Given entries:
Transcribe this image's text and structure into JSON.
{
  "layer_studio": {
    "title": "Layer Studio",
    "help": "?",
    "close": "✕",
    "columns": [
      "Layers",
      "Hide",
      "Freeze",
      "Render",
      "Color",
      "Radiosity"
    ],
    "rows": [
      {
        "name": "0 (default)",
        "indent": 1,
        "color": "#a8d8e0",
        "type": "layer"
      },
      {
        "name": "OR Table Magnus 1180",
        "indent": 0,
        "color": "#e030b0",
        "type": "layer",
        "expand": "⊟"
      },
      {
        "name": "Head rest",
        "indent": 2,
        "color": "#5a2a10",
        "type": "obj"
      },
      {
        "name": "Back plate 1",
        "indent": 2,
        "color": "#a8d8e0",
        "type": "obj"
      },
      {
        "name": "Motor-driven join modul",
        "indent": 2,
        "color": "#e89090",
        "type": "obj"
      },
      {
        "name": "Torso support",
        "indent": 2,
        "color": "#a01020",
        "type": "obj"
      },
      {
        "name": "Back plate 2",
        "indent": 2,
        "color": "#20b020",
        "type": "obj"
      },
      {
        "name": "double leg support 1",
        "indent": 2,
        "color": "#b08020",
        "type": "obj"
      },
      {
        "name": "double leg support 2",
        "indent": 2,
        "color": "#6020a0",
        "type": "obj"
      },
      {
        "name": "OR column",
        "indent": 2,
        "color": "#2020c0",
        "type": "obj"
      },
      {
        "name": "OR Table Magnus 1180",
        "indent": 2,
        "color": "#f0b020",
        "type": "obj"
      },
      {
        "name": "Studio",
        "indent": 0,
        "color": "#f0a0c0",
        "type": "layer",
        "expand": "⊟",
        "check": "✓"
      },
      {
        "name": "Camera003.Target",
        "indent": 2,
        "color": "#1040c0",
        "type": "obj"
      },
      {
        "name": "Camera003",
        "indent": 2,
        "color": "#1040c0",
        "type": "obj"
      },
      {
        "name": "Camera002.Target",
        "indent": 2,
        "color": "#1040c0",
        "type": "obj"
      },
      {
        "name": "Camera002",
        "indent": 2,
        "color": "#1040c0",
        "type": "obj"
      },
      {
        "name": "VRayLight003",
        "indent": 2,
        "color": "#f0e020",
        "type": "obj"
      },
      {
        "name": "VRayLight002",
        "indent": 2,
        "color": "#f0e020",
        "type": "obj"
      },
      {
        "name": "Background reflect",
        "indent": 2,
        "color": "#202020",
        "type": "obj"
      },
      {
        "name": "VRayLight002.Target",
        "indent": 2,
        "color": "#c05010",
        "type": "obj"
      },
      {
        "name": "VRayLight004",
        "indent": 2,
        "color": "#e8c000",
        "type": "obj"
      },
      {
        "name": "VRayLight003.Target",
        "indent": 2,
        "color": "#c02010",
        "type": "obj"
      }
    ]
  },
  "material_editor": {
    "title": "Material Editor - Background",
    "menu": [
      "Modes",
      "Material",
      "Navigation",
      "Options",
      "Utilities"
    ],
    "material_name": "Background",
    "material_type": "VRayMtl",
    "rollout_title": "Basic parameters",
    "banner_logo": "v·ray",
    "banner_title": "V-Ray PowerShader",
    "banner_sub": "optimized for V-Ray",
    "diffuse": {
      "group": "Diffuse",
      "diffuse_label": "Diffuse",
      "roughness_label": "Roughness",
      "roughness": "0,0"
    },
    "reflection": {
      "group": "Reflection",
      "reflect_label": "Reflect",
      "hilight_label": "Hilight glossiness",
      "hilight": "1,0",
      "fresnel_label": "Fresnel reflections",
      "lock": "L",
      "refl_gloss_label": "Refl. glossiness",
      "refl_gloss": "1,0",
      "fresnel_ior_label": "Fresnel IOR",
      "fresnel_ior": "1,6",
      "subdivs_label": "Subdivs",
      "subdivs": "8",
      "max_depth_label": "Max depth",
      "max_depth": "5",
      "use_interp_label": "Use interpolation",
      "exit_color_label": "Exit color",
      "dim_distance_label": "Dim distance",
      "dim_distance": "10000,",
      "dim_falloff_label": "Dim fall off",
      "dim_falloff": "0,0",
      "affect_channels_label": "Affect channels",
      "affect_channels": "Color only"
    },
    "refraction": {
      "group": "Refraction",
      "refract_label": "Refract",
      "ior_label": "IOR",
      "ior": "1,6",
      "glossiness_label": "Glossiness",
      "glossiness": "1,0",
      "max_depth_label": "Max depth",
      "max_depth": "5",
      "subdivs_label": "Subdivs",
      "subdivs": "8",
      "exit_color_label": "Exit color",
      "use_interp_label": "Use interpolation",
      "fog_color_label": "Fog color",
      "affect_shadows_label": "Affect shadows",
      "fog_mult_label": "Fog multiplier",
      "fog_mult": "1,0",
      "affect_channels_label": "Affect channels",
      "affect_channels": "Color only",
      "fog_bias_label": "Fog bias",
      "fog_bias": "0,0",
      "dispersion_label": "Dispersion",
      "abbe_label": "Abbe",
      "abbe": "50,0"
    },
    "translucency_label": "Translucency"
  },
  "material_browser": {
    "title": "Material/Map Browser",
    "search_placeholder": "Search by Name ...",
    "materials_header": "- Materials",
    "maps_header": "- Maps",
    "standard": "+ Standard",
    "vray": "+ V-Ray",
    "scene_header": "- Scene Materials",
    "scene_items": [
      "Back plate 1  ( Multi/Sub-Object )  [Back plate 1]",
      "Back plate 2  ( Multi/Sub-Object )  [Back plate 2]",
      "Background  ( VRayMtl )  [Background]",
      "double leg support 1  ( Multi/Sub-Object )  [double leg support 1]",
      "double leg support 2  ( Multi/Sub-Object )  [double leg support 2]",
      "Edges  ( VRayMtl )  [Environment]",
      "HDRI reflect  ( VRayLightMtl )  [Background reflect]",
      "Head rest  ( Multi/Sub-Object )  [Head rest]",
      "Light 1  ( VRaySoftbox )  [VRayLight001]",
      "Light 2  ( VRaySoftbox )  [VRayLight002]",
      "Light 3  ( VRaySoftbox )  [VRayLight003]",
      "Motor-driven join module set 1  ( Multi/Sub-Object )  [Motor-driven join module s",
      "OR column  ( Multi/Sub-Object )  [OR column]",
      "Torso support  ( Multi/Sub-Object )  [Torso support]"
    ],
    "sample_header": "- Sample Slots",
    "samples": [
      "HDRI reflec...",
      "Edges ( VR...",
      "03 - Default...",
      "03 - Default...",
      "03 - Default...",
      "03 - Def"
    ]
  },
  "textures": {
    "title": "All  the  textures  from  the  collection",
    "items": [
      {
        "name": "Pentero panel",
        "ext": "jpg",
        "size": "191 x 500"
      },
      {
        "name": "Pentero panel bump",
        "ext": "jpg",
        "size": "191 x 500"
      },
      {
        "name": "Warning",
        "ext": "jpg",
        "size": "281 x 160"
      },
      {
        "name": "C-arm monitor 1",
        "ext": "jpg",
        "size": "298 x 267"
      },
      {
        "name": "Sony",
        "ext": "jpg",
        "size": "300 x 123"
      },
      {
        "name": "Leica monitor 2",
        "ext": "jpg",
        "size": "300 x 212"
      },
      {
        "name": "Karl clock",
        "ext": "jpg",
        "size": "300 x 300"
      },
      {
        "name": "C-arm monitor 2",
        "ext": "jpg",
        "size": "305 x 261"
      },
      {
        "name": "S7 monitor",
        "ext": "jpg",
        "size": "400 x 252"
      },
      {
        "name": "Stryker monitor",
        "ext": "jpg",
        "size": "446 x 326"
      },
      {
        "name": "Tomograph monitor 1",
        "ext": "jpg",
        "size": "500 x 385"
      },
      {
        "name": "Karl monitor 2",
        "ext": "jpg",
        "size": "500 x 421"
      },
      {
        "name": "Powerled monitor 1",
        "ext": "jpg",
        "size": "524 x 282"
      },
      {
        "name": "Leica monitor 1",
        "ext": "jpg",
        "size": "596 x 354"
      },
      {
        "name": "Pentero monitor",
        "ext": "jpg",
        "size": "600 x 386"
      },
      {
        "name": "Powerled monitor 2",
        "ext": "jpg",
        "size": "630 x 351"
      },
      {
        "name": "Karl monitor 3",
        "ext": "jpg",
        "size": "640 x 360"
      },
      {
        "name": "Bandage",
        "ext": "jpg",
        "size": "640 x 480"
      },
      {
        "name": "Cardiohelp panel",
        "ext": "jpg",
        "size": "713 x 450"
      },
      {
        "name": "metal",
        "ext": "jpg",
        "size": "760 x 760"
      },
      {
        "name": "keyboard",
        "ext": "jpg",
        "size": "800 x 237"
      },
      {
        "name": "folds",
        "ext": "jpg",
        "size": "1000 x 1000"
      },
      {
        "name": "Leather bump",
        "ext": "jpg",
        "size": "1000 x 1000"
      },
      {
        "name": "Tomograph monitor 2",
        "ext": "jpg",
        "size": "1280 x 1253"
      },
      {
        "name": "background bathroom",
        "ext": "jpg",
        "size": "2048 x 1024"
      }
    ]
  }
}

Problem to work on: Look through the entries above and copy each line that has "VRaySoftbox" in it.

Expected answer:
      "Light 1  ( VRaySoftbox )  [VRayLight001]",
      "Light 2  ( VRaySoftbox )  [VRayLight002]",
      "Light 3  ( VRaySoftbox )  [VRayLight003]",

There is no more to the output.